Prosecutor Scott Jaeger confirmed he had filed a Supreme Court application to revoke bail and his release was delayed for three days.

Moran must wait in prison until that determination before he can potentially return to live with his wife and family in City Beach, Western Australia.

The 42-year-old is charged with murdering his then partner and acting with intent to pervert the course of justice between 11pm on February 11, 2005 and 3.30pm the following day.

Police allege Moran suffocated or smothered his girlfriend in a camper van in Lismore and disposed of her body nearby.

Moran told police his partner had gone off for a walk at 10.45pm at night before reporting the school teacher missing the following day.

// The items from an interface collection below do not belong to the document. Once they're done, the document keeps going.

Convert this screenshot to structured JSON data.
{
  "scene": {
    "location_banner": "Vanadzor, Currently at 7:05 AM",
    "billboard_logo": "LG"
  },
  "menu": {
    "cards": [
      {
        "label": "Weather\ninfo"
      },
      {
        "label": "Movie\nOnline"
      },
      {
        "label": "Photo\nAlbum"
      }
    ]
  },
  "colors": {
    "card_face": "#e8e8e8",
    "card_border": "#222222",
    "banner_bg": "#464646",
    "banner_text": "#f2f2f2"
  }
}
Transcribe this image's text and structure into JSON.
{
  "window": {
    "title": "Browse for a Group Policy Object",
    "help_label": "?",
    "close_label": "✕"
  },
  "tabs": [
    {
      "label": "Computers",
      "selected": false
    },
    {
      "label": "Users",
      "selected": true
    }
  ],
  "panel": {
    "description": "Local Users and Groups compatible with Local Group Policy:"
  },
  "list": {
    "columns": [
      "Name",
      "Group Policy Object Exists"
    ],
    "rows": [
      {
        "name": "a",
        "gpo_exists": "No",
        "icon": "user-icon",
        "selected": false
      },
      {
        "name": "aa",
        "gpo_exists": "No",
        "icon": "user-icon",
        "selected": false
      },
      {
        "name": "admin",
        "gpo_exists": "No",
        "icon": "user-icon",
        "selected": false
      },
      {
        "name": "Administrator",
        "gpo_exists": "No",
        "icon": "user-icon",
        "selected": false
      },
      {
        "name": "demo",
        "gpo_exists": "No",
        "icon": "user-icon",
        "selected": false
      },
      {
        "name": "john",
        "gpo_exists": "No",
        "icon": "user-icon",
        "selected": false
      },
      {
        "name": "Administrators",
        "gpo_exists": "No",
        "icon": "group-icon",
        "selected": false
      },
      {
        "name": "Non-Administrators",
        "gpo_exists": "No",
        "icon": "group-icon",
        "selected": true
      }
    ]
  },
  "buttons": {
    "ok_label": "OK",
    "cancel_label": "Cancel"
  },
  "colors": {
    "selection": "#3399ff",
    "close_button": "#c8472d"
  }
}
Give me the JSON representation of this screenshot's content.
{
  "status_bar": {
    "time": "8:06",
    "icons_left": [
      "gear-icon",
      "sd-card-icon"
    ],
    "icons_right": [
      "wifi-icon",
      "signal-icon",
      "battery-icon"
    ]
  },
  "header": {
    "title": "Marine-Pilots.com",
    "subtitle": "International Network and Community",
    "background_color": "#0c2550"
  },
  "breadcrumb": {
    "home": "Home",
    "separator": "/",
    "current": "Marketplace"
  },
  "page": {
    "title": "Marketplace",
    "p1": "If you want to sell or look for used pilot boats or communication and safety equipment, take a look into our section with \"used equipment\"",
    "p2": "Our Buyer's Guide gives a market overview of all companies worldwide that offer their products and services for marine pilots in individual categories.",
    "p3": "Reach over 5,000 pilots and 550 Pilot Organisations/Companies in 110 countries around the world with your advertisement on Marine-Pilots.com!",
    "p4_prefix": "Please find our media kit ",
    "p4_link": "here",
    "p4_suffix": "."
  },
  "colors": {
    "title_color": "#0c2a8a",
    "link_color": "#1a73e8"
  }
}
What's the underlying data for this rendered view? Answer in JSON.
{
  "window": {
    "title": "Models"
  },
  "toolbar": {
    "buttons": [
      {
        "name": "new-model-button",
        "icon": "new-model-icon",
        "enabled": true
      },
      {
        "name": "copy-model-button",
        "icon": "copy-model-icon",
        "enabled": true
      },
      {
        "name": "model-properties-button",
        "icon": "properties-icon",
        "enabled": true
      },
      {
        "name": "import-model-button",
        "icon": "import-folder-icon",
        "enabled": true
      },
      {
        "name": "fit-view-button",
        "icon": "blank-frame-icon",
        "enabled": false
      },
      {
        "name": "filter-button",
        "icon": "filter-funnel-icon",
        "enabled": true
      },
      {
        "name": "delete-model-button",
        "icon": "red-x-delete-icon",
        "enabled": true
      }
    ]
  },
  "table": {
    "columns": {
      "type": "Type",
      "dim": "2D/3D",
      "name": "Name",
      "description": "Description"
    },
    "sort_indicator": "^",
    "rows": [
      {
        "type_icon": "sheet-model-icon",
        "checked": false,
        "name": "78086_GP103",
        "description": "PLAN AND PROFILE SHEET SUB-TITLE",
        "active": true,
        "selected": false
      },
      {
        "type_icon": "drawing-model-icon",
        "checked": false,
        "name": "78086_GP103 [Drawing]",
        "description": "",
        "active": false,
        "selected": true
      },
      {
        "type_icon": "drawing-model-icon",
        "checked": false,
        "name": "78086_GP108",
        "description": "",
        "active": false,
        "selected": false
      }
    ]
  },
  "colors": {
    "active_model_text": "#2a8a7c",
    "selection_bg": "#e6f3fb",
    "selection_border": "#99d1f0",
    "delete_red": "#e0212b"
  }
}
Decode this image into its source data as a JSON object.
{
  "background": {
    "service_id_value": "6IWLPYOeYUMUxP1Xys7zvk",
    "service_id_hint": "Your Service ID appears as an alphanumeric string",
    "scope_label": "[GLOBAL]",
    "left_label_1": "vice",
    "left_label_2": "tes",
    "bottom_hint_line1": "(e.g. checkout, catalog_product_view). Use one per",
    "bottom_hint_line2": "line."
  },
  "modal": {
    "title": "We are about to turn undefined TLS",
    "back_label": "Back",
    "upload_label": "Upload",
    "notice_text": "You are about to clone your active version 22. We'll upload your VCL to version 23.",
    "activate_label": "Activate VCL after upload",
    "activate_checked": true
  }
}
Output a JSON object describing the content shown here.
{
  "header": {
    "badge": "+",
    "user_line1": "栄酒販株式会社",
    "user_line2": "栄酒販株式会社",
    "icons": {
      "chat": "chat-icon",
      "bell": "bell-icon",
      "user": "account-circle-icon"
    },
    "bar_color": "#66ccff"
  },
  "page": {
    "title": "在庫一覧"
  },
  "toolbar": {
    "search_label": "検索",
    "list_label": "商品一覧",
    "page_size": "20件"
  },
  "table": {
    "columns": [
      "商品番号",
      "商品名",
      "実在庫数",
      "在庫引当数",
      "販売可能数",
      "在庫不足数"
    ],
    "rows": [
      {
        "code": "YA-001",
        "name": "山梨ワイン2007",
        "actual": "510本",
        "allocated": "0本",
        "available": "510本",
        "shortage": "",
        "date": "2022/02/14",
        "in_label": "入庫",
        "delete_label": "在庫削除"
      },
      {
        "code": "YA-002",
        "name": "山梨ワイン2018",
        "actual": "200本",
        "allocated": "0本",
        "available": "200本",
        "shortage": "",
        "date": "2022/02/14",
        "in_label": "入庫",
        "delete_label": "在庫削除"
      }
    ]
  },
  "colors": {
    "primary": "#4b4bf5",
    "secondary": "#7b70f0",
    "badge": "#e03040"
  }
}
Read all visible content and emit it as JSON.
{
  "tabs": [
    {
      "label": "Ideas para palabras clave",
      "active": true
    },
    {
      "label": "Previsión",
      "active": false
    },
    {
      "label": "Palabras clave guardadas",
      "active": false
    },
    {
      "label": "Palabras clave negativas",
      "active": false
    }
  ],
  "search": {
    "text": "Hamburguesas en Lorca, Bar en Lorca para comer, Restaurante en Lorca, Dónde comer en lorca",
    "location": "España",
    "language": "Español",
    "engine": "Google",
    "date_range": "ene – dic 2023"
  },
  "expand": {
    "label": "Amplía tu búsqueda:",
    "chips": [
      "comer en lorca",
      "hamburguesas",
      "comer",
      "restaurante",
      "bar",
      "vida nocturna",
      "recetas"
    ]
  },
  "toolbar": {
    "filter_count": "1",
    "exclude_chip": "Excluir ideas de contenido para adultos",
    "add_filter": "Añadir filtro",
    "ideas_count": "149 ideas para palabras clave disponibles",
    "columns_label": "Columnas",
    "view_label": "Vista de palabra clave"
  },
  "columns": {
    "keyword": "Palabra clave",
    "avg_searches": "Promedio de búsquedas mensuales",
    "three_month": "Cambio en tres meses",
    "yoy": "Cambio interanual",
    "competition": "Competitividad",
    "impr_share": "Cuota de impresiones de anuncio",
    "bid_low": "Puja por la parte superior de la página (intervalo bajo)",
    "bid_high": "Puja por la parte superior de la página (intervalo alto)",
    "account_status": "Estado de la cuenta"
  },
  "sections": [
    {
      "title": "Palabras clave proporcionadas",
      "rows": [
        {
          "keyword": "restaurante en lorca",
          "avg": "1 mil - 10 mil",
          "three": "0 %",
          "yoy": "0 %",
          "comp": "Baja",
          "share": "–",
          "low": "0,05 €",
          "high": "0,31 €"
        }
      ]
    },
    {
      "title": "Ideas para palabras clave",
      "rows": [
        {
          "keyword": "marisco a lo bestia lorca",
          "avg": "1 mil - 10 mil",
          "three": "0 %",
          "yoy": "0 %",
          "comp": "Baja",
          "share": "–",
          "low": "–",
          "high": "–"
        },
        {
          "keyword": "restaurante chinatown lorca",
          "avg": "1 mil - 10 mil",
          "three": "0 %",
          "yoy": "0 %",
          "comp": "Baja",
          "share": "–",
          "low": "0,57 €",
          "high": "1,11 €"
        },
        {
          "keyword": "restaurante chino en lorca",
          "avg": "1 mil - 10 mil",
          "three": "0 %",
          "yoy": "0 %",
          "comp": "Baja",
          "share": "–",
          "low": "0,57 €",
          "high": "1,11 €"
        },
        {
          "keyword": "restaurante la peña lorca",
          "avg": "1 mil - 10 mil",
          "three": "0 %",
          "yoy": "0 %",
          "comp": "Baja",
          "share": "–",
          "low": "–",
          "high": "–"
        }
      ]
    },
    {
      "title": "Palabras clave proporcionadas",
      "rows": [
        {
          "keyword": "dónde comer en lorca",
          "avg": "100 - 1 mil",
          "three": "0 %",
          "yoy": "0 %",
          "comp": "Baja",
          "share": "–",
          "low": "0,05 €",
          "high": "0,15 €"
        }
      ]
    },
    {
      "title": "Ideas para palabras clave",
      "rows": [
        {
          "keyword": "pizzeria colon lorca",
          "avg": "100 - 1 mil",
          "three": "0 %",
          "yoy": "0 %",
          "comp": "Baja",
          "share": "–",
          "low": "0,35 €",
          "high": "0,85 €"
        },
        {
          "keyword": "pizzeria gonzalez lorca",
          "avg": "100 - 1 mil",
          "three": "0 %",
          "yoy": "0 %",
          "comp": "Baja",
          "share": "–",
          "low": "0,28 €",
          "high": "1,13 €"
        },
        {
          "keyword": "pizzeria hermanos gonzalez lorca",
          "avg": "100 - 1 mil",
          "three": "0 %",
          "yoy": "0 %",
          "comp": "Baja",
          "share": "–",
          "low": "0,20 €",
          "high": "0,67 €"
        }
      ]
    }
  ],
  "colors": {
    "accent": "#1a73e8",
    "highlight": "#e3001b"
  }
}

Her body was found days later 100 metres away from the camper van they had been staying in, too decomposed for a coroner to determine the cause of death.

It is believed to be asphyxiation.

Defence barrister Tim Game SC argued it would be “insane” of Moran to dump the body 100 metres away from where he is accused of murdering her, before booking back into the same campsite with his two alleged accomplices.

The magistrate disagreed with the Crown’s submission that Moran had not co-operated with police, acknowledging he had refused to show up for an inquest in 2007.

But he had submitted plenty of DNA samples to police, one of which was lost, and most recently put himself forward for extradition, she said.

Bail conditions – if granted – stipulated he must report to police three days a week and must not communicate via any encrypted websites.

Police last week confirmed they were communicating with German authorities about two arrest warrants for suspects who had been “persons of interest from the very beginning”.

Moran’s sister Katrin Suckfuell and friend Jens Martin were also travelling with the pair.

Mr Game told the court he had been preparing for another inquest, following one in 2007, before his client was criminally charged.

Moran’s wife has offered $200,000 in security if he fails to show up in Lismore court when required, while another $250,000 has been offered as an undertaking.